The US Men’s National Team got their 2015 campaign underway against Chile in Rancagua last night and although it was only a friendly, the game left us with plenty to think about.
Jurgen Klinsmann started the game with a 3-5-2 formation in place but a close to full strength USA side lost the game 3-2 against a Chile B side.
The Chileans have all started their new season and are much fitter than the MLS-based players who have only just started preseason training and that showed in the second-half as the USMNT let a 2-1 lead go as a result of fatigue.
Here are five things we learnt from last night’s game:
1) 3-5-2 is not the reason behind defeat and needs to be tried again.
Many questioned Klinsmann’s decision to lineup in a 3-5-2 setup against Chile on Wednesday night but the system seemed to work well overall, despite some defensive issues. The USA scored more than a single goal in a game for the first time since the World Cup which is obviously a positive but the wingback positions need more attention. DeAndre Yedlin and Brek Shea struggled to get back and defend wide areas as the USA allowed Chile to cross the ball 41 times.
The still shot above shows how far forward Yedlin and Shea were willing to get from the start of the game. As Shea blasts his shot in, Yedlin is as advanced as strikers Bobby Wood and Jozy Altidore. Effective in attack, but not in defence.
Klinsmann reverted to a more familiar 4-4-2 after halftime as the USA went on to lose the game 3-2, despite leading at the break. Fitness is a key issue this early in the year but the 3-5-2 experiment cannot be scrapped just yet. Needs more work.
2) Jermaine Jones is too reckless to play in the centre of a three-man backline.
Jermaine Jones played in defence once again on Wednesday, but this time at the heart of a three-man backline alongside Matt Besler and Steve Birnbaum. Jones was seemingly allowed to play where he wanted on the pitch though and he failed to stick to his position on several occasions. Being a natural midfielder – the position he thrives in for New England Revolution, Jones has a tendency to carry the ball out of defence, but he was caught on more than one occasion and Chile created chances from his turnovers as a result, with Jones then missing from defence.
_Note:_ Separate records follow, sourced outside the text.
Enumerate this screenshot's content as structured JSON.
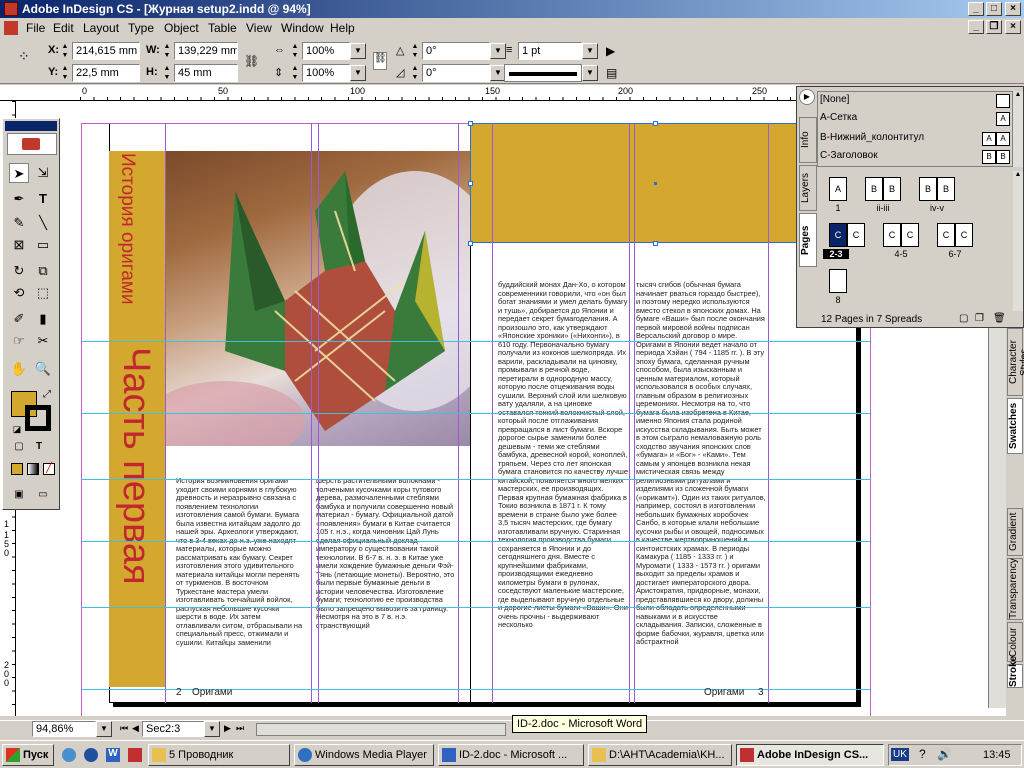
{
  "window": {
    "title": "Adobe InDesign CS - [Журная setup2.indd @ 94%]"
  },
  "menu": [
    "File",
    "Edit",
    "Layout",
    "Type",
    "Object",
    "Table",
    "View",
    "Window",
    "Help"
  ],
  "control": {
    "x_label": "X:",
    "x_value": "214,615 mm",
    "y_label": "Y:",
    "y_value": "22,5 mm",
    "w_label": "W:",
    "w_value": "139,229 mm",
    "h_label": "H:",
    "h_value": "45 mm",
    "scale_x": "100%",
    "scale_y": "100%",
    "rotate": "0°",
    "shear": "0°",
    "stroke_weight": "1 pt"
  },
  "ruler": {
    "h_labels": [
      "0",
      "50",
      "100",
      "150",
      "200",
      "250"
    ],
    "v_labels": [
      "1",
      "1 5 0",
      "2 0 0"
    ]
  },
  "colors": {
    "title_start": "#0a246a",
    "title_end": "#a6caf0",
    "gold": "#d4a72e",
    "red_text": "#c0282d",
    "frame_blue": "#2a6fd6",
    "guide_cyan": "#40c0e0",
    "guide_purple": "#9b59d6",
    "selected_spread": "#0a246a"
  },
  "document": {
    "vertical_title_small": "История оригами",
    "vertical_title_large": "Часть первая",
    "footer_left_num": "2",
    "footer_left": "Оригами",
    "footer_right": "Оригами",
    "footer_right_num": "3",
    "columns": [
      "История возникновения оригами уходит своими корнями в глубокую древность и неразрывно связана с появлением технологии изготовления самой бумаги. Бумага была известна китайцам задолго до нашей эры. Археологи утверждают, что в 3-4 веках до н.э. уже находят материалы, которые можно рассматривать как бумагу. Секрет изготовления этого удивительного материала китайцы могли перенять от туркменов. В восточном Туркестане мастера умели изготавливать тончайший войлок, распуская небольшие кусочки шерсти в воде. Их затем отлавливали ситом, отбрасывали на специальный пресс, отжимали и сушили. Китайцы заменили",
      "шерсть растительными волокнами - толчеными кусочками коры тутового дерева, размочаленными стеблями бамбука и получили совершенно новый материал - бумагу. Официальной датой «появления» бумаги в Китае считается 105 г. н.э., когда чиновник Цай Лунь сделал официальный доклад императору о существовании такой технологии. В 6-7 в. н. э. в Китае уже имели хождение бумажные деньги Фэй-Тянь (летающие монеты). Вероятно, это были первые бумажные деньги в истории человечества. Изготовление бумаги; технологию ее производства было запрещено вывозить за границу. Несмотря на это в 7 в. н.э. странствующий",
      "буддийский монах Дан-Хо, о котором современники говорили, что «он был богат знаниями и умел делать бумагу и тушь», добирается до Японии и передает секрет бумагоделания. А произошло это, как утверждают «Японские хроники» («Нихонги»), в 610 году. Первоначально бумагу получали из коконов шелкопряда. Их варили, раскладывали на циновку, промывали в речной воде, перетирали в однородную массу, которую после отцеживания воды сушили. Верхний слой или шелковую вату удаляли, а на циновке оставался тонкий волокнистый слой, который после отглаживания превращался в лист бумаги. Вскоре дорогое сырье заменили более дешевым - теми же стеблями бамбука, древесной корой, коноплей, тряпьем. Через сто лет японская бумага становится по качеству лучше китайской, появляется много мелких мастерских, ее производящих. Первая крупная бумажная фабрика в Токио возникла в 1871 г. К тому времени в стране было уже более 3,5 тысяч мастерских, где бумагу изготавливали вручную. Старинная технология производства бумаги сохраняется в Японии и до сегодняшнего дня. Вместе с крупнейшими фабриками, производящими ежедневно километры бумаги в рулонах, соседствуют маленькие мастерские, где выделывают вручную отдельные и дорогие листы бумаги «Ваши». Они очень прочны - выдерживают несколько",
      "тысяч сгибов (обычная бумага начинает рваться гораздо быстрее), и поэтому нередко используются вместо стекол в японских домах. На бумаге «Ваши» был после окончания первой мировой войны подписан Версальский договор о мире. Оригами в Японии ведет начало от периода Хэйан ( 794 - 1185 гг. ). В эту эпоху бумага, сделанная ручным способом, была изысканным и ценным материалом, который использовался в особых случаях, главным образом в религиозных церемониях. Несмотря на то, что бумага была изобретена в Китае, именно Япония стала родиной искусства складывания. Быть может в этом сыграло немаловажную роль сходство звучания японских слов «бумага» и «Бог» - «Ками». Тем самым у японцев возникла некая мистическая связь между религиозными ритуалами и изделиями из сложенной бумаги («орикамт»). Один из таких ритуалов, например, состоял в изготовлении небольших бумажных коробочек Санбо, в которые клали небольшие кусочки рыбы и овощей, подносимых в качестве жертвоприношений в синтоистских храмах. В периоды Камакура ( 1185 - 1333 гг. ) и Муромати ( 1333 - 1573 гг. ) оригами выходит за пределы храмов и достигает императорского двора. Аристократия, придворные, монахи, представлявшиеся ко двору, должны были обладать определенными навыками и в искусстве складывания. Записки, сложенные в форме бабочки, журавля, цветка или абстрактной"
    ]
  },
  "pages_panel": {
    "tabs": [
      "Info",
      "Layers",
      "Pages"
    ],
    "masters": [
      {
        "name": "[None]",
        "pages": [
          ""
        ]
      },
      {
        "name": "A-Сетка",
        "pages": [
          "A"
        ]
      },
      {
        "name": "B-Нижний_колонтитул",
        "pages": [
          "A",
          "A"
        ]
      },
      {
        "name": "C-Заголовок",
        "pages": [
          "B",
          "B"
        ]
      }
    ],
    "spreads": [
      {
        "label": "1",
        "pages": [
          "A"
        ]
      },
      {
        "label": "ii-iii",
        "pages": [
          "B",
          "B"
        ]
      },
      {
        "label": "iv-v",
        "pages": [
          "B",
          "B"
        ]
      },
      {
        "label": "2-3",
        "pages": [
          "C",
          "C"
        ]
      },
      {
        "label": "4-5",
        "pages": [
          "C",
          "C"
        ]
      },
      {
        "label": "6-7",
        "pages": [
          "C",
          "C"
        ]
      },
      {
        "label": "8",
        "pages": [
          ""
        ]
      }
    ],
    "footer": "12 Pages in 7 Spreads"
  },
  "right_tabs": [
    "Character Styles",
    "Swatches",
    "Gradient",
    "Transparency",
    "Colour",
    "Stroke"
  ],
  "status": {
    "zoom": "94,86%",
    "page": "Sec2:3",
    "tooltip": "ID-2.doc - Microsoft Word"
  },
  "taskbar": {
    "start": "Пуск",
    "items": [
      "5 Проводник",
      "Windows Media Player",
      "ID-2.doc - Microsoft ...",
      "D:\\AHT\\Academia\\KH...",
      "Adobe InDesign CS..."
    ],
    "lang": "UK",
    "time": "13:45"
  }
}
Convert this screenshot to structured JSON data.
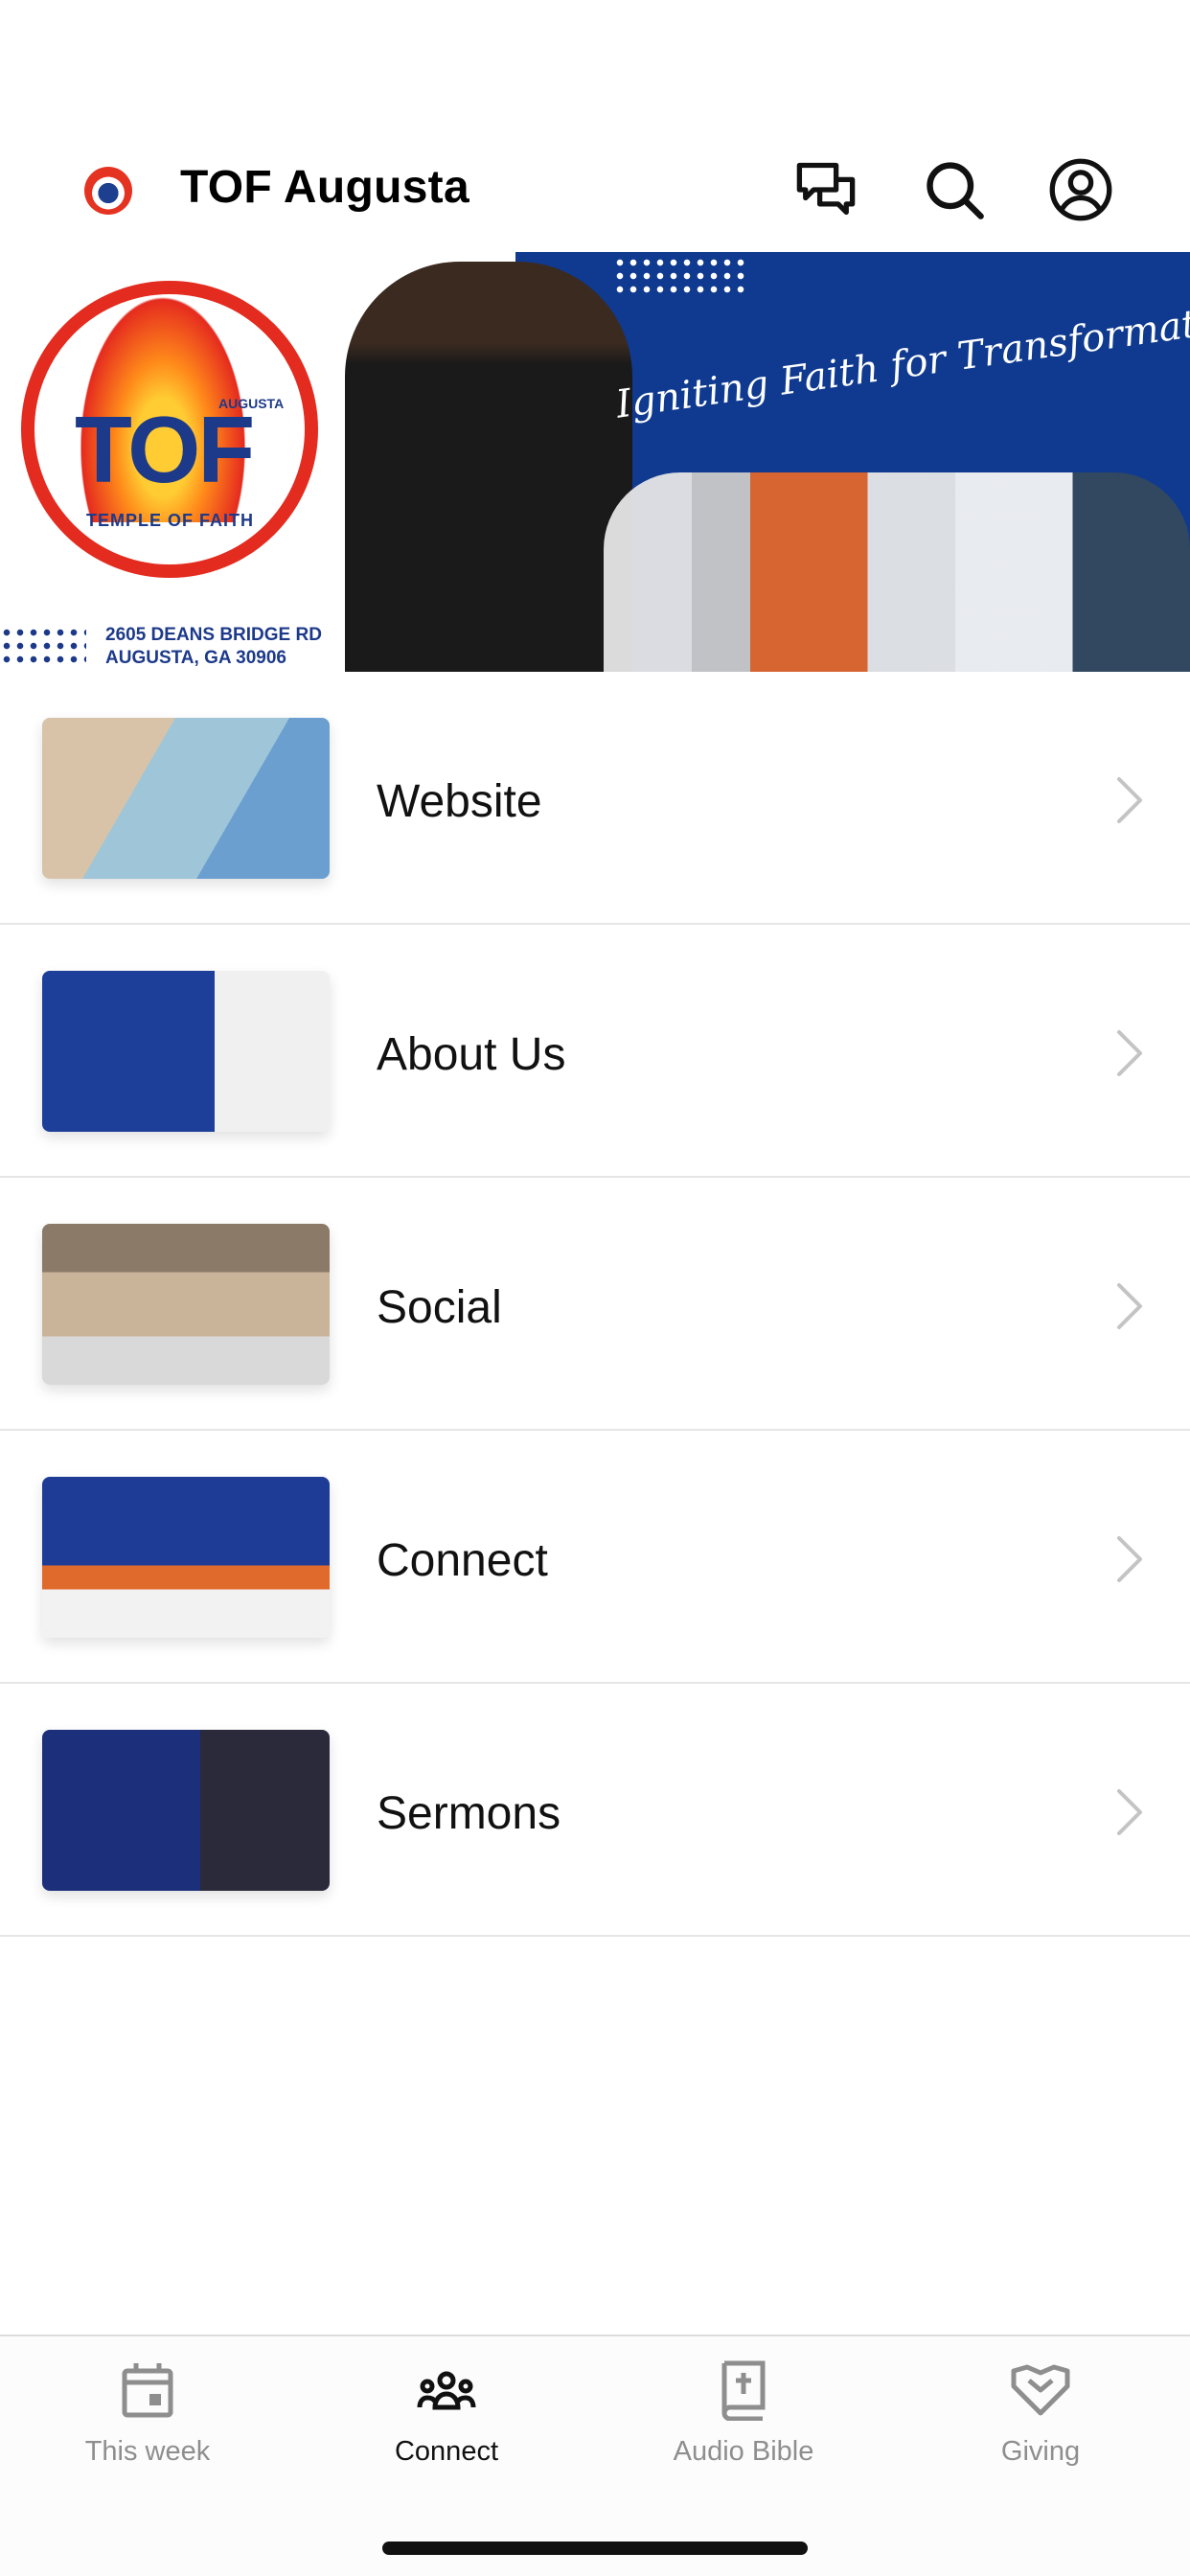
{
  "header": {
    "title": "TOF Augusta",
    "icons": [
      "chat-icon",
      "search-icon",
      "profile-icon"
    ]
  },
  "banner": {
    "logo_main": "TOF",
    "logo_augusta": "AUGUSTA",
    "logo_sub": "TEMPLE OF FAITH",
    "address_line1": "2605 DEANS BRIDGE RD",
    "address_line2": "AUGUSTA, GA 30906",
    "slogan": "Igniting Faith for Transformation"
  },
  "list": {
    "items": [
      {
        "label": "Website"
      },
      {
        "label": "About Us"
      },
      {
        "label": "Social"
      },
      {
        "label": "Connect"
      },
      {
        "label": "Sermons"
      }
    ]
  },
  "tabbar": {
    "tabs": [
      {
        "label": "This week",
        "icon": "calendar-icon",
        "active": false
      },
      {
        "label": "Connect",
        "icon": "group-icon",
        "active": true
      },
      {
        "label": "Audio Bible",
        "icon": "bible-icon",
        "active": false
      },
      {
        "label": "Giving",
        "icon": "handshake-icon",
        "active": false
      }
    ]
  },
  "colors": {
    "brand_blue": "#1d3a8a",
    "brand_red": "#e32b1f",
    "inactive_tab": "#8e8e8e"
  }
}
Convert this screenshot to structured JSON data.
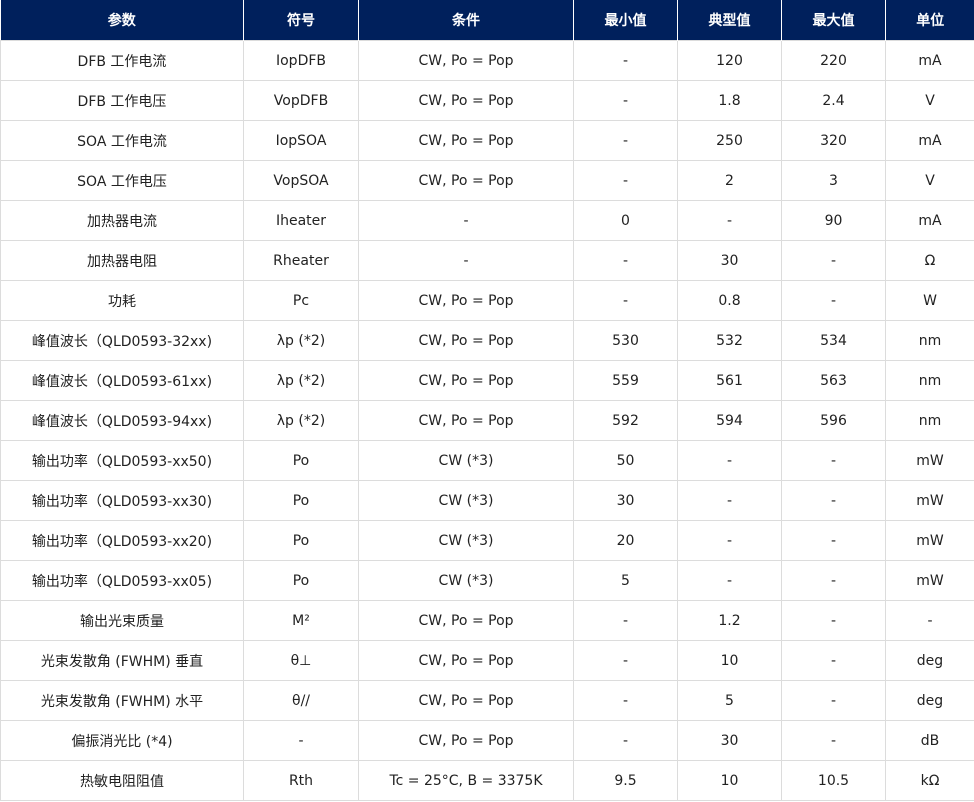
{
  "table": {
    "headers": [
      "参数",
      "符号",
      "条件",
      "最小值",
      "典型值",
      "最大值",
      "单位"
    ],
    "rows": [
      [
        "DFB 工作电流",
        "IopDFB",
        "CW, Po = Pop",
        "-",
        "120",
        "220",
        "mA"
      ],
      [
        "DFB 工作电压",
        "VopDFB",
        "CW, Po = Pop",
        "-",
        "1.8",
        "2.4",
        "V"
      ],
      [
        "SOA 工作电流",
        "IopSOA",
        "CW, Po = Pop",
        "-",
        "250",
        "320",
        "mA"
      ],
      [
        "SOA 工作电压",
        "VopSOA",
        "CW, Po = Pop",
        "-",
        "2",
        "3",
        "V"
      ],
      [
        "加热器电流",
        "Iheater",
        "-",
        "0",
        "-",
        "90",
        "mA"
      ],
      [
        "加热器电阻",
        "Rheater",
        "-",
        "-",
        "30",
        "-",
        "Ω"
      ],
      [
        "功耗",
        "Pc",
        "CW, Po = Pop",
        "-",
        "0.8",
        "-",
        "W"
      ],
      [
        "峰值波长（QLD0593-32xx)",
        "λp (*2)",
        "CW, Po = Pop",
        "530",
        "532",
        "534",
        "nm"
      ],
      [
        "峰值波长（QLD0593-61xx)",
        "λp (*2)",
        "CW, Po = Pop",
        "559",
        "561",
        "563",
        "nm"
      ],
      [
        "峰值波长（QLD0593-94xx)",
        "λp (*2)",
        "CW, Po = Pop",
        "592",
        "594",
        "596",
        "nm"
      ],
      [
        "输出功率（QLD0593-xx50)",
        "Po",
        "CW (*3)",
        "50",
        "-",
        "-",
        "mW"
      ],
      [
        "输出功率（QLD0593-xx30)",
        "Po",
        "CW (*3)",
        "30",
        "-",
        "-",
        "mW"
      ],
      [
        "输出功率（QLD0593-xx20)",
        "Po",
        "CW (*3)",
        "20",
        "-",
        "-",
        "mW"
      ],
      [
        "输出功率（QLD0593-xx05)",
        "Po",
        "CW (*3)",
        "5",
        "-",
        "-",
        "mW"
      ],
      [
        "输出光束质量",
        "M²",
        "CW, Po = Pop",
        "-",
        "1.2",
        "-",
        "-"
      ],
      [
        "光束发散角 (FWHM) 垂直",
        "θ⊥",
        "CW, Po = Pop",
        "-",
        "10",
        "-",
        "deg"
      ],
      [
        "光束发散角 (FWHM) 水平",
        "θ//",
        "CW, Po = Pop",
        "-",
        "5",
        "-",
        "deg"
      ],
      [
        "偏振消光比 (*4)",
        "-",
        "CW, Po = Pop",
        "-",
        "30",
        "-",
        "dB"
      ],
      [
        "热敏电阻阻值",
        "Rth",
        "Tc = 25°C, B = 3375K",
        "9.5",
        "10",
        "10.5",
        "kΩ"
      ]
    ]
  },
  "colors": {
    "header_bg": "#00205c",
    "header_text": "#ffffff",
    "grid": "#dcdcdc"
  }
}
He was seemingly playing in midfield in the second-half but he uses his athleticism too much at points and goes charging into areas that he doesn’t need to. Some more tactical discipline would keep Jones in a position where he could break down an attack, but chasing the ball is not something that will help him, or his teammates.
Jones should be played in midfield alongside Bradley in the upcoming friendly against Panama to allow him to express himself in his natural position. The USA need his box-to-box athleticism, just not from defence.
3) Does a game have to have two halves?
The worrying trend of second-half slumps continued as Chile battled back to turn the game around in the second 45. The USA have now lost their last three games, and conceded nine second-half goals in their last five, a spell in which they haven’t won a game. That is a major concern. Fitness was a reasonable excuse this time around as players haven’t played a competitive game for a couple of months, but the staggering drop in performance levels as the game goes on is something that needs to be addressed quickly.
One positive is that the USA managed to avoid conceding a goal in the final ten minutes for the first time in four games. They had conceded 11 goals in the last ten minutes of their last 11 games, but managed to stop that becoming 12 in 12 against Chile.
4) Steve Birnbaum largely impressive, Bobby Wood not so much.
Steve Birnbaum and Bobby Wood were both given their first starts in a USMNT shirt against Chile but had differing nights. DC United defender and 2014 MLS Rookie of the Year, Birnbaum played well and looked comfortable at the back, despite having to play in a back three. He almost scored an own goal in the second-half as a cross bounced off his thigh and fortunately into the arms of Nick Rimando in goal. That blunder seemed to affect him as he wasn’t as well organised for the remainder of the game, with the third Chile goal deflecting in off his leg, but that was down to fatigue as much as anything else.
Bobby Wood started in attack alongside Jozy Altidore but didn’t offer enough of a threat, before being taken off at halftime. He’s struggling for gametime with 1860 Munich in Germany and that showed as he looked off the mark. There are better players that should start ahead of Wood for now.
5) Lee Nguyen needs to start, Gyasi Zardes showed promise.
Lee Nguyen had to settle for another substitute appearance as he gets used to life back in the USA setup, but Klinsmann should have started the New England playmaker. Nguyen has the ability to thread killer balls through – something desperately missing, but he came into the game alongside tiring teammates against a Chile side that controlled possession. Nguyen needs to start against Panama.
Gyasi Zardes made his international debut last night and left us wanting more. The LA Galaxy striker has improved dramatically over the past 12 months and deserved his chance with the USMNT. He came on and looked lively, despite the lack of service, and forced a save late on with a shot that he will feel he could have done better with. The main thing is that he showed he can create space with his movement, and we look forward to seeing more against Panama.
What did you make of the USA game against Chile on Wednesday night?